If the creation of off-flavor compounds is unavoidable, can the solubility or volatility properties of the identified off-flavor compounds be used to remove them (e.g., solvent extraction, adsorption or heat-stripping)? “You don’t want to have to design a flavor system around the off-flavor notes, if you can avoid it,” said Reineccius. He was highly skeptical of flavor-masking agents. “There has been some progress with this approach for bitterness, but I have yet to see success in truly masking off-odors.”

Another approach is to select proteins based on their flavor reactivity. Different proteins absorb/chemically react with specific flavor compounds at different rates. Thus, there may be an opportunity to pair specific flavors with certain proteins.

“Often, one flavor compound characterizes, is absolutely key, to a product’s flavor profile (additional components round out or complete the flavor profile),” said Reineccius. Benzaldehyde, for example: “When tart, we perceive benzaldehyde as cherry; if not tart, it’s almond.” He described how one of his students used protein bars—fortified with whey, soy, pea and rice protein and stored at 45˚C—to document how benzaldehyde binding was significantly greater for pea and whey proteins than it was for rice or soy proteins. Hence, one might opt for rice instead of whey protein in cherry- or almond-flavored products. [See chart “Benzaldehyde (Cherry/Almond) Binding by Proteins.”]

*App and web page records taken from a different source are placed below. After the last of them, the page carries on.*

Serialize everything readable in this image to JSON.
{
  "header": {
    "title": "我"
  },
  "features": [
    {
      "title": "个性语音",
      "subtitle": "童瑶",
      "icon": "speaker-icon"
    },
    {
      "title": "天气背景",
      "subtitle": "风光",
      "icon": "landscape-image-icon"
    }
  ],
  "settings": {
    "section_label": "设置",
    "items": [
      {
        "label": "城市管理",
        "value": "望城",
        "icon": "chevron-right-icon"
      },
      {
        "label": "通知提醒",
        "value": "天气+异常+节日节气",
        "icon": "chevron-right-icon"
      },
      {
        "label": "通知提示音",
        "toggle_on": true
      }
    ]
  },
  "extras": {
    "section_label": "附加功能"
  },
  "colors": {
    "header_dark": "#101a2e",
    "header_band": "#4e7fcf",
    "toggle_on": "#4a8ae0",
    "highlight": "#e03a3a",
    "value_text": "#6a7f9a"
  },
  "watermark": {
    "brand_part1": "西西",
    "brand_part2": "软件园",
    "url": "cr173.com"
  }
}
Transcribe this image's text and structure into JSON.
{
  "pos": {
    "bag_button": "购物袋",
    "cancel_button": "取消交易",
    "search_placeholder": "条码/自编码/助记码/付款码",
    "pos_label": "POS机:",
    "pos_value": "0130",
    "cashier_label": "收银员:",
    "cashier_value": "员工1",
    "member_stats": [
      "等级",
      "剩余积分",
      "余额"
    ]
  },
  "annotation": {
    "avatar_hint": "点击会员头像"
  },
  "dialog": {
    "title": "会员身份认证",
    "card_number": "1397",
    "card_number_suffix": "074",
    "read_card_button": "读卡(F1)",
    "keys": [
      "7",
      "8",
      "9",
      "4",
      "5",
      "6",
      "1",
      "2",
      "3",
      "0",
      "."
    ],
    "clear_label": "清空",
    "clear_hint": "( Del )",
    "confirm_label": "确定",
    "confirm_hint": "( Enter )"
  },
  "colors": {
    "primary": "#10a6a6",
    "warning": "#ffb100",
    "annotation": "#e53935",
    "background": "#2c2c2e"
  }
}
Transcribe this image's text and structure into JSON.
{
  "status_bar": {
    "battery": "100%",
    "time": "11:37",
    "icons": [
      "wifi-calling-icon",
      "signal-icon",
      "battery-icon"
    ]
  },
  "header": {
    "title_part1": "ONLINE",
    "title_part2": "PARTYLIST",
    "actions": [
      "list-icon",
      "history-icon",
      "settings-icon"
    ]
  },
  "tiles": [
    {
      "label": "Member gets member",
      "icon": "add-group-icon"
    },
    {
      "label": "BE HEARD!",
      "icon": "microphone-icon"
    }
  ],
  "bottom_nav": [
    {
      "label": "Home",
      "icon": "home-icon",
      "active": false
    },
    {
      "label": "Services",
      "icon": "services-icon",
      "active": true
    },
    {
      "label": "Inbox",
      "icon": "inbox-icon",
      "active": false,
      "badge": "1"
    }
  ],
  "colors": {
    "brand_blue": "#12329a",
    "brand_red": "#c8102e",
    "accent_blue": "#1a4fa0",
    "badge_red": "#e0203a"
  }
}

“Here is my advice, said Reineccius: “When working on a project that involves protein and flavor interactions, work closely with people that have experience in this area, because it (flavor chemistry) is still an art. Otherwise, if we depend only on science to tell us what we need to know, we are in trouble. We have much to learn yet.”

“Protein Flavoring Problems: The Whys, Wherefores & Solutions,” Gary Reineccius, Ph.D., Professor and Past Department Head, Dept. of Food Science & Nutrition, University of Minnesota, greinecc@umn.edu

This presentation was given at the 2017 Protein Trends & Technologies Seminar — Technical Program: Formulating with Proteins.

Click here for access to the PowerPoint presentation of Protein Flavoring Challenges by Gary Reineccius, Ph.D., Professor and Past Department Head, Dept. of Food Science and Nutrition, Univeristy of Minnesota.

Click to see the list of past and future Protein Trends & Technologies Seminars.